- TASK INPUT
>>>
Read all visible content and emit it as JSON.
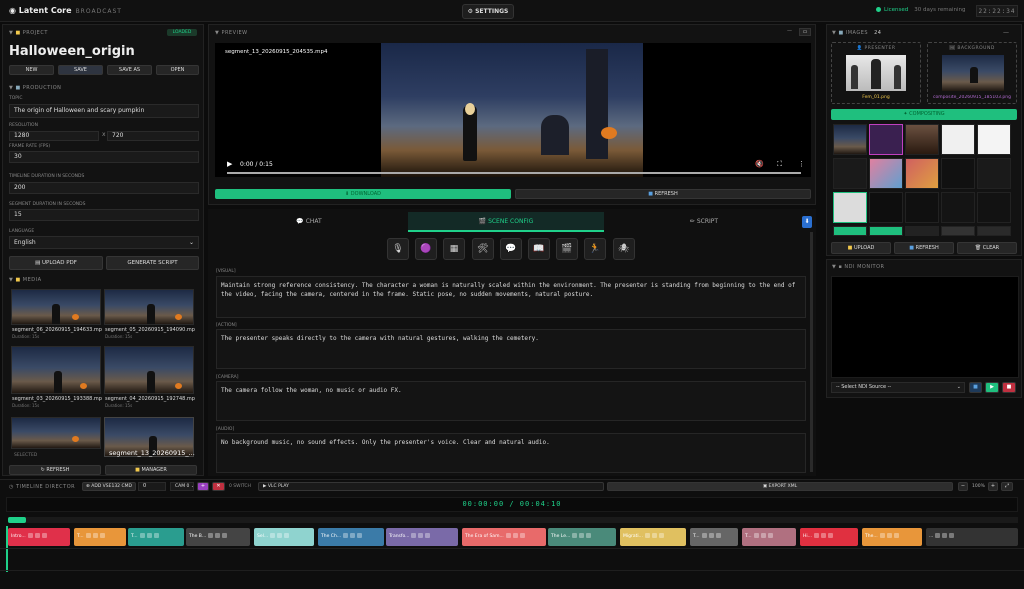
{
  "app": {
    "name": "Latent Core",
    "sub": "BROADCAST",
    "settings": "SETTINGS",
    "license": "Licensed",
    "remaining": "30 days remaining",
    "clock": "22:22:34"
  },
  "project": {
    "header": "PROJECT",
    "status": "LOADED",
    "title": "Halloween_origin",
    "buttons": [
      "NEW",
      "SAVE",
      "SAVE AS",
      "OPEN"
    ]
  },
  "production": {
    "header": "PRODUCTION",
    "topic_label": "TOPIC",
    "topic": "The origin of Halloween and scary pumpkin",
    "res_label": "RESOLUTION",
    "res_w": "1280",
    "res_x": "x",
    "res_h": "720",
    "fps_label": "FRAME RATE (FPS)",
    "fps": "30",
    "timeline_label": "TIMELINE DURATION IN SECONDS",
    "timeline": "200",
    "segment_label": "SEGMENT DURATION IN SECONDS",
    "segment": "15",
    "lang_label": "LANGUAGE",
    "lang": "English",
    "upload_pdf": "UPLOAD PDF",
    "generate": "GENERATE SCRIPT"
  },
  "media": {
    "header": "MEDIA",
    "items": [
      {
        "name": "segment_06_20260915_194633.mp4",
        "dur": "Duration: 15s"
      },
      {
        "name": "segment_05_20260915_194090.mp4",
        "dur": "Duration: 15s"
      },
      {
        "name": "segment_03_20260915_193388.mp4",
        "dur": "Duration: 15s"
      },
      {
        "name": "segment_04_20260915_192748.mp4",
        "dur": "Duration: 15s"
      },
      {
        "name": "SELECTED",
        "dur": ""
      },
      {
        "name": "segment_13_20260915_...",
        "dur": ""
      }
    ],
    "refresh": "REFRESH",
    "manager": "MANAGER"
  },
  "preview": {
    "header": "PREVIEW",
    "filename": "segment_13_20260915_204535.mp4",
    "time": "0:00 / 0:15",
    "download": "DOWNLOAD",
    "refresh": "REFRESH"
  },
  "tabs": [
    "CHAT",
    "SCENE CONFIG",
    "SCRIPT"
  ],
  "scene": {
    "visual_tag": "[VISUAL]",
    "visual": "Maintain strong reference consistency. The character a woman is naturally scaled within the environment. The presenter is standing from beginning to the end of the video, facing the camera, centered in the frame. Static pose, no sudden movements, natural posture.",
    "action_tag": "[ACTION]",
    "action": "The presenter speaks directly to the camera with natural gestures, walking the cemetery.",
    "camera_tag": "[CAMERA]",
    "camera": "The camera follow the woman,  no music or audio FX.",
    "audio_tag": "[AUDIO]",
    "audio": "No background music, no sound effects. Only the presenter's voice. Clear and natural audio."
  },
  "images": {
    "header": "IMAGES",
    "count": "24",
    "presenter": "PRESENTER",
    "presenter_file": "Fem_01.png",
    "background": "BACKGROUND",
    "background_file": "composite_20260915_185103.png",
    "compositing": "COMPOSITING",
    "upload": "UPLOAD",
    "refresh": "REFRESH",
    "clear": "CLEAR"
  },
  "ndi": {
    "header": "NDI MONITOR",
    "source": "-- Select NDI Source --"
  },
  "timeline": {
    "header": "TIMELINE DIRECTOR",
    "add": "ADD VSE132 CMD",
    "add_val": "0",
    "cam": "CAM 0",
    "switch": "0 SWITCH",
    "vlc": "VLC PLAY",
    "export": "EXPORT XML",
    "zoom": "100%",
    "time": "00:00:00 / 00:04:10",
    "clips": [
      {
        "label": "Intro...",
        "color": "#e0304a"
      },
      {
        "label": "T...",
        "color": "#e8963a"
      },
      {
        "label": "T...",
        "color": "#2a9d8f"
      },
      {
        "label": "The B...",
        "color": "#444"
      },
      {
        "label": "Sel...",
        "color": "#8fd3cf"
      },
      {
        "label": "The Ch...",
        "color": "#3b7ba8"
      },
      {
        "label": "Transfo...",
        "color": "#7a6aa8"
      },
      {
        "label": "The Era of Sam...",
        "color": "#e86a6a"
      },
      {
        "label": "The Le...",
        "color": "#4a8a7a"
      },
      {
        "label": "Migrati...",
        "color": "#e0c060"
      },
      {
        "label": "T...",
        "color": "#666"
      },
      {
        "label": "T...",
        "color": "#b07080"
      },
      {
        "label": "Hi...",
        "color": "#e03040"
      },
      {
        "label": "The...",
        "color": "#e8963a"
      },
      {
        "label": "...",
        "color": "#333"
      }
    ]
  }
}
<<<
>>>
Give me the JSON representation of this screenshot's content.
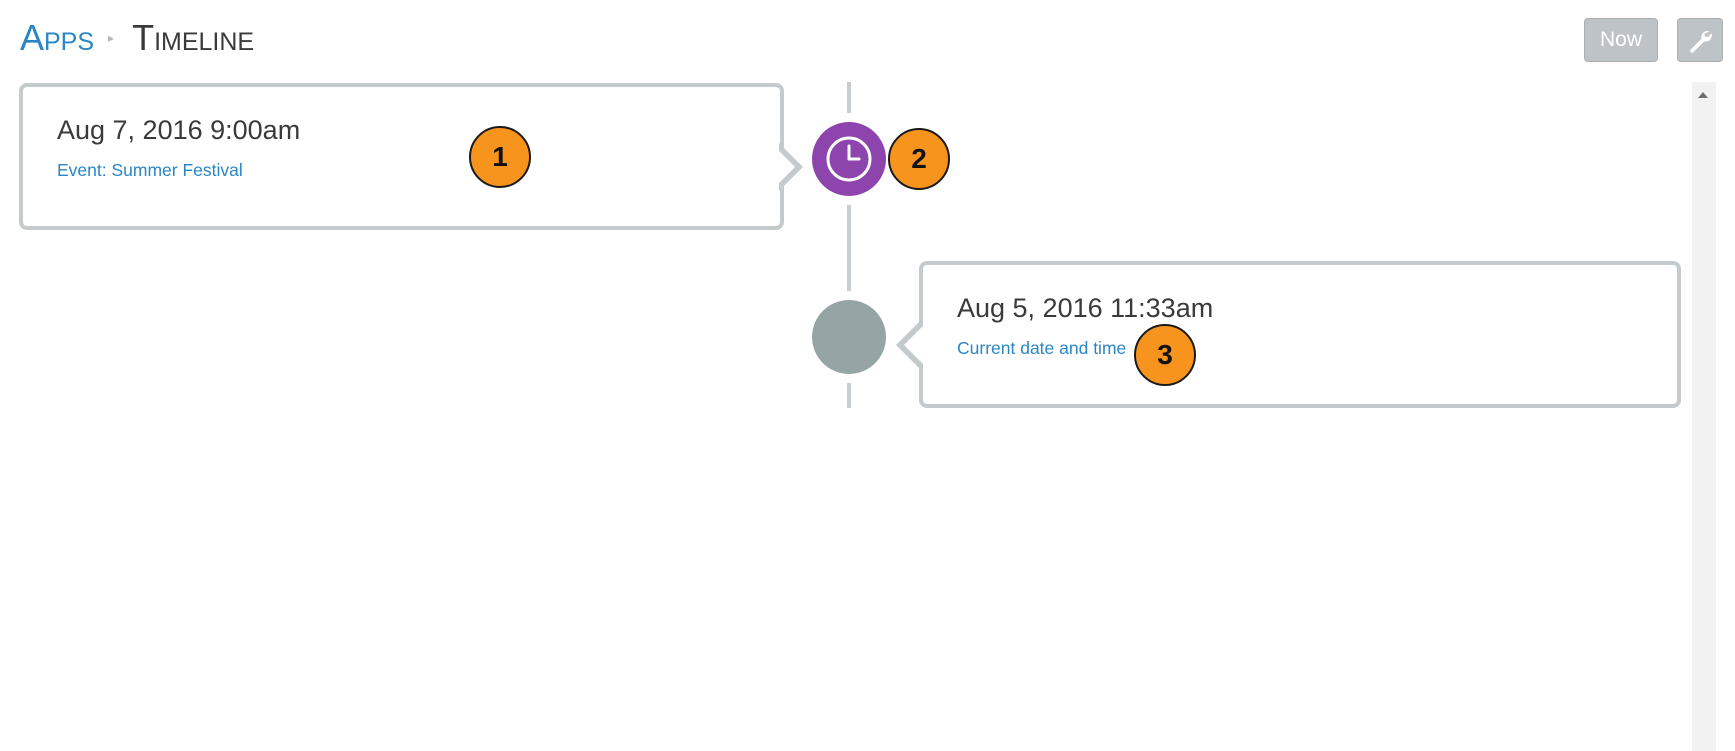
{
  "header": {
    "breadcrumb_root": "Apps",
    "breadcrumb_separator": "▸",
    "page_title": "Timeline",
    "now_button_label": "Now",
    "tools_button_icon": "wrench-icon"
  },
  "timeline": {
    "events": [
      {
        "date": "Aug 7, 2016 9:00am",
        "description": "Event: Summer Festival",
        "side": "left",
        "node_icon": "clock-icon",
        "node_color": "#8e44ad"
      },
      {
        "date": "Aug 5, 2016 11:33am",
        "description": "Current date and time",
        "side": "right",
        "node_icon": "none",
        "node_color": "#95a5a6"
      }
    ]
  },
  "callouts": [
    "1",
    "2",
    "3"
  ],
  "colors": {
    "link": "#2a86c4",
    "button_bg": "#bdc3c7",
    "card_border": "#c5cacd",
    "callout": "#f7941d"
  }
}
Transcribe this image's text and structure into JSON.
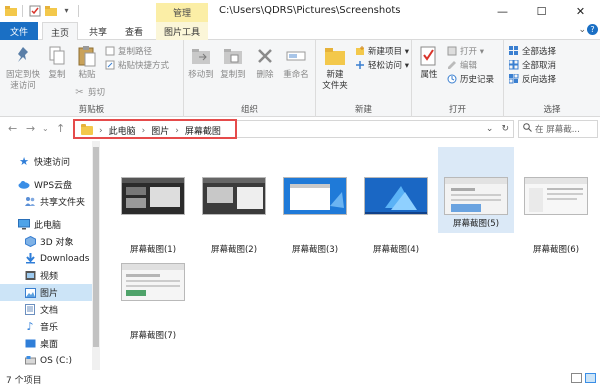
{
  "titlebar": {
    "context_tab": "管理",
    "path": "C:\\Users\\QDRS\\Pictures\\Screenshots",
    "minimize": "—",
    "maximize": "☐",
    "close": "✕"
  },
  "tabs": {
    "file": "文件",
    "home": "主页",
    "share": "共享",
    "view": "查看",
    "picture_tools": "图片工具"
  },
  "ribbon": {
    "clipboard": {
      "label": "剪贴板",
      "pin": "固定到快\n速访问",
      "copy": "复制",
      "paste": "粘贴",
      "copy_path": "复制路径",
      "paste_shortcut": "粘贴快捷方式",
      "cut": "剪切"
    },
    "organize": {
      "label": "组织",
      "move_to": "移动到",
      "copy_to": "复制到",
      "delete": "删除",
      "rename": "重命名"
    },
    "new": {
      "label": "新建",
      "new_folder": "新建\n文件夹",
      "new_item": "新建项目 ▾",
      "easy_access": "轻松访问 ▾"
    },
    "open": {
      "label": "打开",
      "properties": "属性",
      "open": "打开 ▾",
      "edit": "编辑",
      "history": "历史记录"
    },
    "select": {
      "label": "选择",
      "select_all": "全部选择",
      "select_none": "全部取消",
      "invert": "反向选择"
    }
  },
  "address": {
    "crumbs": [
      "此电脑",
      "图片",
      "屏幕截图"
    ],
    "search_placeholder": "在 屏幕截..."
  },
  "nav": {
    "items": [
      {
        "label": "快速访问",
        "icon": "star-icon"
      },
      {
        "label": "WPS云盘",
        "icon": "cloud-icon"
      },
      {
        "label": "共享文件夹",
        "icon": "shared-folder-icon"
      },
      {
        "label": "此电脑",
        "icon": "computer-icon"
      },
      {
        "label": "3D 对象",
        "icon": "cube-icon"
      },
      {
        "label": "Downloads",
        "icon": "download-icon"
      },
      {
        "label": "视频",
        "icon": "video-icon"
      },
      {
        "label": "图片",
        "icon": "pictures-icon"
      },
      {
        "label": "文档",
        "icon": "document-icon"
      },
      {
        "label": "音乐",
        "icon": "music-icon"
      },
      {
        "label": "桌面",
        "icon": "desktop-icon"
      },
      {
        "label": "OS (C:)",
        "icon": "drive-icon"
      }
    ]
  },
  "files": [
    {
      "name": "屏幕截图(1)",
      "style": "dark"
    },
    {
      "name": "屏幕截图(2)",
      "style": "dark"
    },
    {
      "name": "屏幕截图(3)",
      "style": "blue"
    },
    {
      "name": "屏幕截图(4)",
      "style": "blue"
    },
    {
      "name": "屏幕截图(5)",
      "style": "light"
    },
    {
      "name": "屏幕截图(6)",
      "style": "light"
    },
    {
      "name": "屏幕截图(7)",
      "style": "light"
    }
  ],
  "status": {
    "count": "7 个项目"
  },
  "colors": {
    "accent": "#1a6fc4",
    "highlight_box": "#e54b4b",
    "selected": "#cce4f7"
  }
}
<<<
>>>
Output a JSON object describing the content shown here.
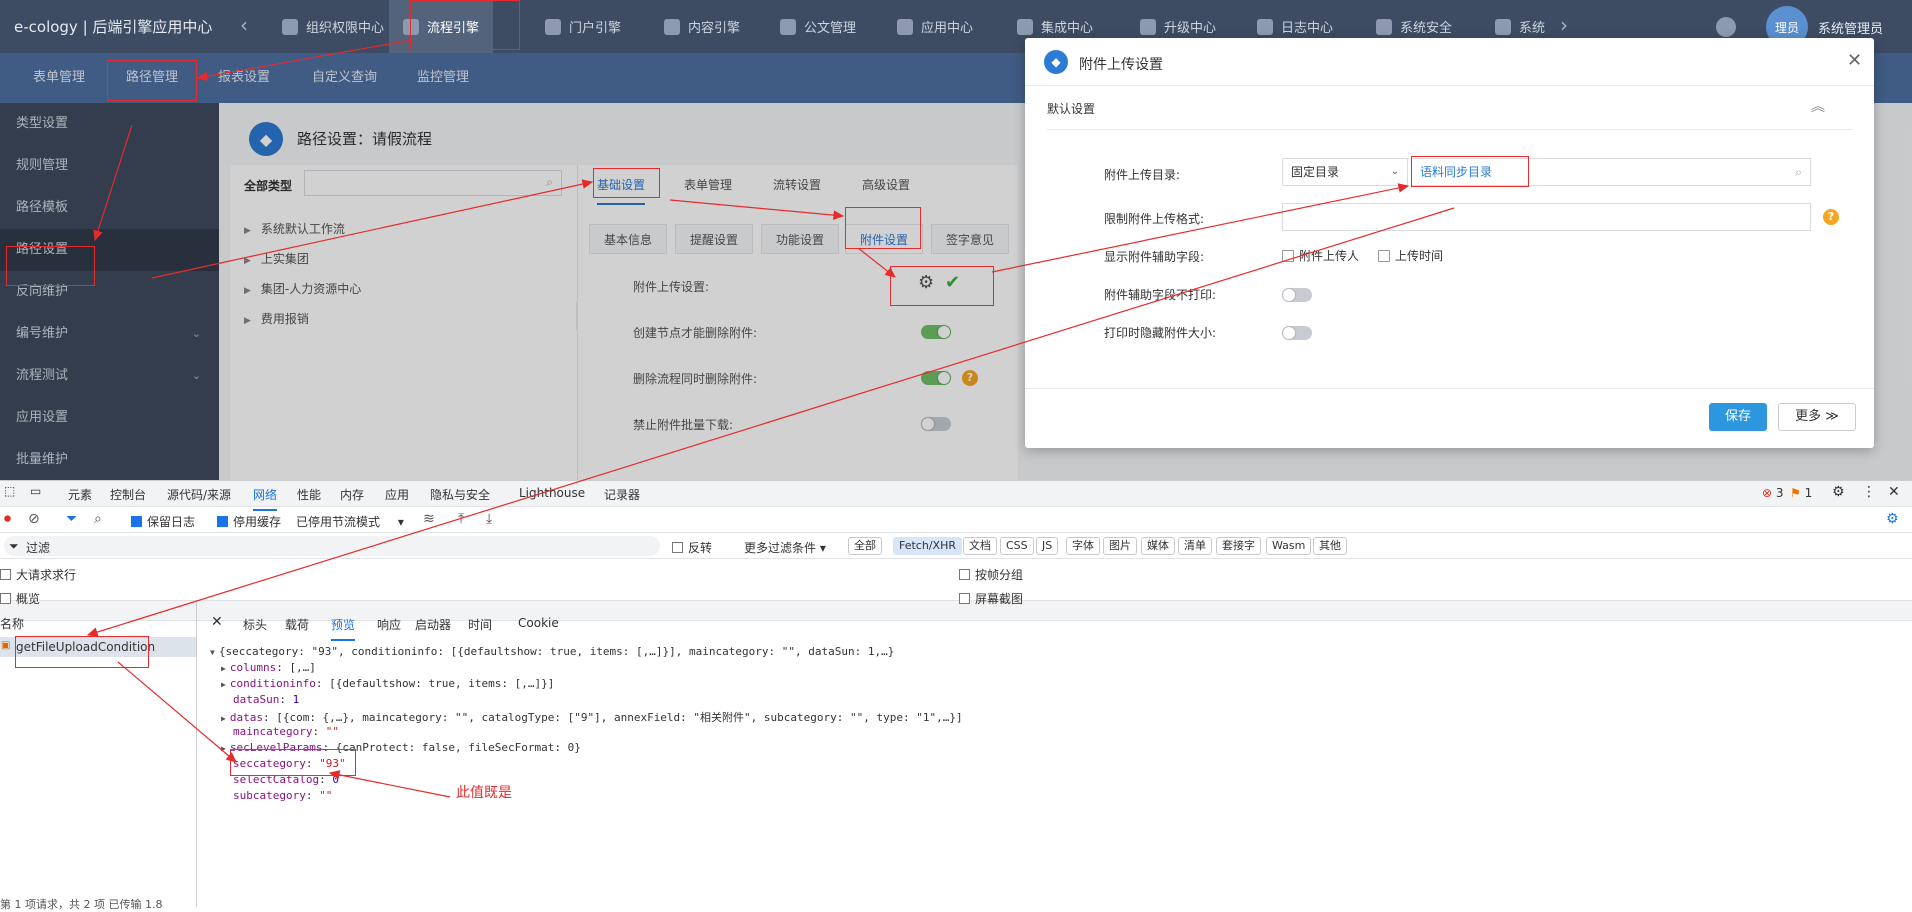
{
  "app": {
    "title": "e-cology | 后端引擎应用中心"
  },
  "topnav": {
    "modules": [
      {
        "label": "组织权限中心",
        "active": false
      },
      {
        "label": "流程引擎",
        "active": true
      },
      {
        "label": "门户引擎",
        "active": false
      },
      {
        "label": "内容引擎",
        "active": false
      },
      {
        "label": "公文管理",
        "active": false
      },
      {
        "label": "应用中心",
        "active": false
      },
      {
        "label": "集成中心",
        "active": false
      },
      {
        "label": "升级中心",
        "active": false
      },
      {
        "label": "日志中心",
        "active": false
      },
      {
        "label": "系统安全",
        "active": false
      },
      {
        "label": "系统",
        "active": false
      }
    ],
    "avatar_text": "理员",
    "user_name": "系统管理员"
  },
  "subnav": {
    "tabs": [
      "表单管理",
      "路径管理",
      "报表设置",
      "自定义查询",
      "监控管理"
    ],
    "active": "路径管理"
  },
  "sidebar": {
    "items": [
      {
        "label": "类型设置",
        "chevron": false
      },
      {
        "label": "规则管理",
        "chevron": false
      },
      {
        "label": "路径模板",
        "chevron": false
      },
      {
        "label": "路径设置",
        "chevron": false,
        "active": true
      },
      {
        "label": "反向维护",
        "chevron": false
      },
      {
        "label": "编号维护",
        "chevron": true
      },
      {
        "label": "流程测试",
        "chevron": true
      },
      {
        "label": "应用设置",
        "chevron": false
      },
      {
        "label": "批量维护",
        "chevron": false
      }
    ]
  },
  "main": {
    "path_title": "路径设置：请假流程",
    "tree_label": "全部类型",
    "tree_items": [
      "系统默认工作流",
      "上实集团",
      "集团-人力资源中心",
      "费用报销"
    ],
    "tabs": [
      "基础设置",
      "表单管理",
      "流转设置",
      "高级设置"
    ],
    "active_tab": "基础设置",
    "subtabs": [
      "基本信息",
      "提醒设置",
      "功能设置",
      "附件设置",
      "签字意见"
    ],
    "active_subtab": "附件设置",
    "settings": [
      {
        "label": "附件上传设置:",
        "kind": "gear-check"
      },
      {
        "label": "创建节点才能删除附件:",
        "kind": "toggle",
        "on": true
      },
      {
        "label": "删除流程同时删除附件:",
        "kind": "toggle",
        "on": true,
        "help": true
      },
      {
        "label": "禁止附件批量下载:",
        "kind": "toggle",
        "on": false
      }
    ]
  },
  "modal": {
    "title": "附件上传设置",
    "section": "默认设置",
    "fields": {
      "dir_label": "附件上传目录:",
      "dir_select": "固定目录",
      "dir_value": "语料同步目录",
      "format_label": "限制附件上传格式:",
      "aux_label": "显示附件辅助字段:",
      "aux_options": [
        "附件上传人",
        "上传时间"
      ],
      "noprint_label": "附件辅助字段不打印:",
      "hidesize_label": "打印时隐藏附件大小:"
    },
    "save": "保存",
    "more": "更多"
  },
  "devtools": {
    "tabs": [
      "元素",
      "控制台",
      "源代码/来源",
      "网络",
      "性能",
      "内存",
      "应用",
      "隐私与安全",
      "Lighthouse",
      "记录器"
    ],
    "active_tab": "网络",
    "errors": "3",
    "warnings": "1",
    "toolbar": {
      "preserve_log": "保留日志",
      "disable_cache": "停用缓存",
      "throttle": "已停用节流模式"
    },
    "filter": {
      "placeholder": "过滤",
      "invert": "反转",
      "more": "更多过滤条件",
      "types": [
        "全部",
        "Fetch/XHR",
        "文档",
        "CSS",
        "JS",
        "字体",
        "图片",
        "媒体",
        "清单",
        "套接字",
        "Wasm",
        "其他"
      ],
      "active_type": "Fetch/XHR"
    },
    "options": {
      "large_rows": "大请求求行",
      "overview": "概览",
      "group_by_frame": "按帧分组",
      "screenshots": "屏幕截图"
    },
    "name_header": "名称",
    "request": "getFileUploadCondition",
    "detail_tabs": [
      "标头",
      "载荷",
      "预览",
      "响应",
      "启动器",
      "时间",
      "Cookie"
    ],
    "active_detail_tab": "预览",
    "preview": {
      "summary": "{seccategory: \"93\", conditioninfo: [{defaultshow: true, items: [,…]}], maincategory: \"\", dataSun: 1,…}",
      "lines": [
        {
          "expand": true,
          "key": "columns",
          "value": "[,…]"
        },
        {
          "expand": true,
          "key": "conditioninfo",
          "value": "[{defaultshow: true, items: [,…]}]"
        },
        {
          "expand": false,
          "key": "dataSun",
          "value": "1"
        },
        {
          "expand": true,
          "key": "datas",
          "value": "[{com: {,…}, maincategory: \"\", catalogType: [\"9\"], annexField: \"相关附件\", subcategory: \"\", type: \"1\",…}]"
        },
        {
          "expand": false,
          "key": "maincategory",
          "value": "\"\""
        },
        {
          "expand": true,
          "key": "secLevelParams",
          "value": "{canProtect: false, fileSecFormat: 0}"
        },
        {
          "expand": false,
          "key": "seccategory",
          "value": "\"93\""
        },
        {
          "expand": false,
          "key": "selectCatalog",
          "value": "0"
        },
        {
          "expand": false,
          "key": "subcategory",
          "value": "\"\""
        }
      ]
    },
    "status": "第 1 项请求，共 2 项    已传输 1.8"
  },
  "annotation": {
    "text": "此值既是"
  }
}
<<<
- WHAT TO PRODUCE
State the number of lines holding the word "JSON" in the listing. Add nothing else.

- ANSWER FOR THIS EXERCISE
4